Items from a data source
----

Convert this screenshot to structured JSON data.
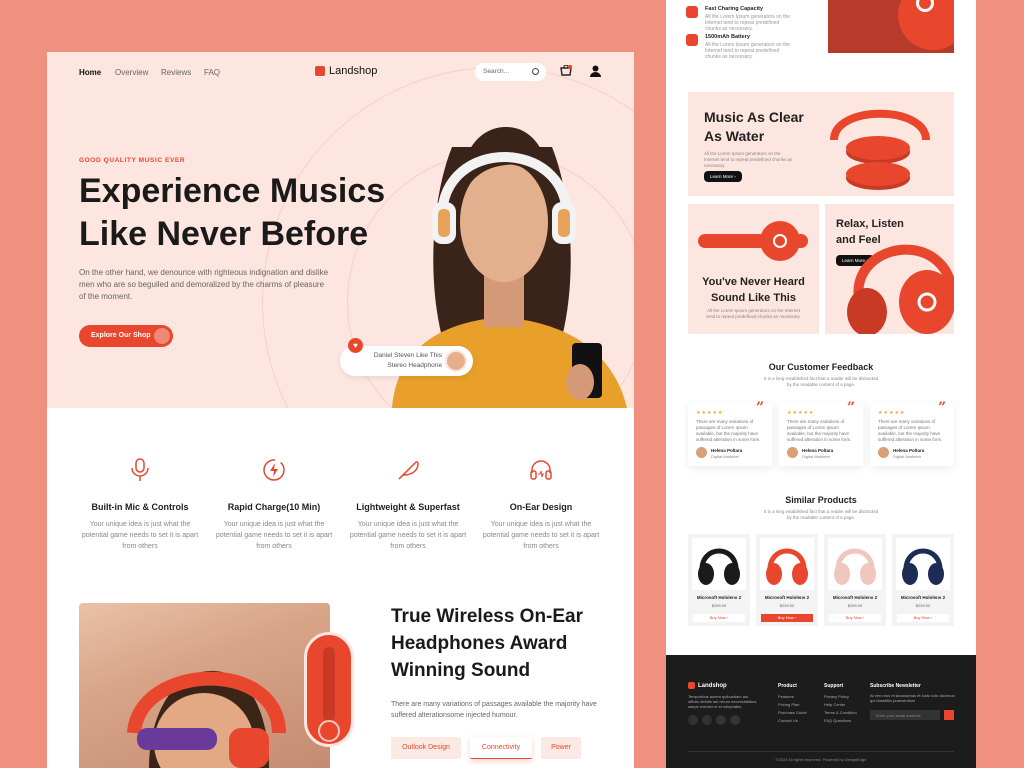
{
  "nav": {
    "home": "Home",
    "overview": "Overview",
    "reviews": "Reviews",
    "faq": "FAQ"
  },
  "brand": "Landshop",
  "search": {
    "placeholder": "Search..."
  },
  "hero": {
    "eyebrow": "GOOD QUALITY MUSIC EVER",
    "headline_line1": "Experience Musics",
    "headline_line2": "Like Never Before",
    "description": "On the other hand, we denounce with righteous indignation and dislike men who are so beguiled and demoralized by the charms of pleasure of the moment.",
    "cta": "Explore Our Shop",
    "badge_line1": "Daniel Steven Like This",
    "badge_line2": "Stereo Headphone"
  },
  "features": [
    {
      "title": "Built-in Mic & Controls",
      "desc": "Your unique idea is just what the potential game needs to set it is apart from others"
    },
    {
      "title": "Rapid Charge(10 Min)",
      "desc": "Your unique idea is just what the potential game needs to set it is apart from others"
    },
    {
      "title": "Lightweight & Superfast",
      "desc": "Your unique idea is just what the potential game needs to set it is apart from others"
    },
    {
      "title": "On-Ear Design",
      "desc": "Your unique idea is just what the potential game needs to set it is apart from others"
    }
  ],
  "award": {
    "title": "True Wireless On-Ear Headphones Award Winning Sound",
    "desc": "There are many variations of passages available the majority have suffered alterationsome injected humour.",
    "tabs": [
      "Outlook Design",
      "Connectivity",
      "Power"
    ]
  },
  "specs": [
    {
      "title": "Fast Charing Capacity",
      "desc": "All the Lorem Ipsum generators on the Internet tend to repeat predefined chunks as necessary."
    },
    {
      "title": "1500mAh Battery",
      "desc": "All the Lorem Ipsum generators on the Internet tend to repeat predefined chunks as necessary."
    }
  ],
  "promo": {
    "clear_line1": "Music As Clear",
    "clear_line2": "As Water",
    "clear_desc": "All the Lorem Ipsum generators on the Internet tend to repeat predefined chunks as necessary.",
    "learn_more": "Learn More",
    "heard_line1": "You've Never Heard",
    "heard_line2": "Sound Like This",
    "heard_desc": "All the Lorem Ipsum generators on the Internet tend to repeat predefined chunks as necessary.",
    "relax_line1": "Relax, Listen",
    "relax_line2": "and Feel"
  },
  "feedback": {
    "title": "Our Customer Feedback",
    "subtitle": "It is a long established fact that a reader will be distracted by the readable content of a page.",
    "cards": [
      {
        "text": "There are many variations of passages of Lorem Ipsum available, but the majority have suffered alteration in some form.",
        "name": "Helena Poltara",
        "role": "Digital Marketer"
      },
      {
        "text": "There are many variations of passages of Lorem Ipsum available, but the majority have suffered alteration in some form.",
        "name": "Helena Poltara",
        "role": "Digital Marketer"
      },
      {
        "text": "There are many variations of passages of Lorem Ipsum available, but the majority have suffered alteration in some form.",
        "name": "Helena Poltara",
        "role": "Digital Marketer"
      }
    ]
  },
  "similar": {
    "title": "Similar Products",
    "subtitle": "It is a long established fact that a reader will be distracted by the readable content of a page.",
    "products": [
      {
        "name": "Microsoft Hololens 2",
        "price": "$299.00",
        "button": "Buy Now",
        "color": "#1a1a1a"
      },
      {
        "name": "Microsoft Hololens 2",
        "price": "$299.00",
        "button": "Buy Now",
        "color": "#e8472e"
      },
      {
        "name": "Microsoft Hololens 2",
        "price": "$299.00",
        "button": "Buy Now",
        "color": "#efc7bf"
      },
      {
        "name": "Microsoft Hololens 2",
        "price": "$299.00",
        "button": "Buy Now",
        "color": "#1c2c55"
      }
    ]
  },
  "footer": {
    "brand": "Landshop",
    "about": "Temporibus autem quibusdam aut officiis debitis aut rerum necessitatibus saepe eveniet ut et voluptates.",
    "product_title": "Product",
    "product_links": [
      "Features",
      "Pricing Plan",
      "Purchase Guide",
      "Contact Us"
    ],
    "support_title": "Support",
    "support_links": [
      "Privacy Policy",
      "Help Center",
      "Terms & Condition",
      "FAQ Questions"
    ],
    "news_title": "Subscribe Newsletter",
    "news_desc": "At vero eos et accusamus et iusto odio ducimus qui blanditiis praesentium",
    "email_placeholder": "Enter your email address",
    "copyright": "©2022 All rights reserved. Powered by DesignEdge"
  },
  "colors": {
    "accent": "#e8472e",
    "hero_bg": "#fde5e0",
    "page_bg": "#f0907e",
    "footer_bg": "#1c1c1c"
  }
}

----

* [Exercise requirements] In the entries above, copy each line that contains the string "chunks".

* [Solution for this problem]
      "desc": "All the Lorem Ipsum generators on the Internet tend to repeat predefined chunks as necessary."
      "desc": "All the Lorem Ipsum generators on the Internet tend to repeat predefined chunks as necessary."
    "clear_desc": "All the Lorem Ipsum generators on the Internet tend to repeat predefined chunks as necessary.",
    "heard_desc": "All the Lorem Ipsum generators on the Internet tend to repeat predefined chunks as necessary.",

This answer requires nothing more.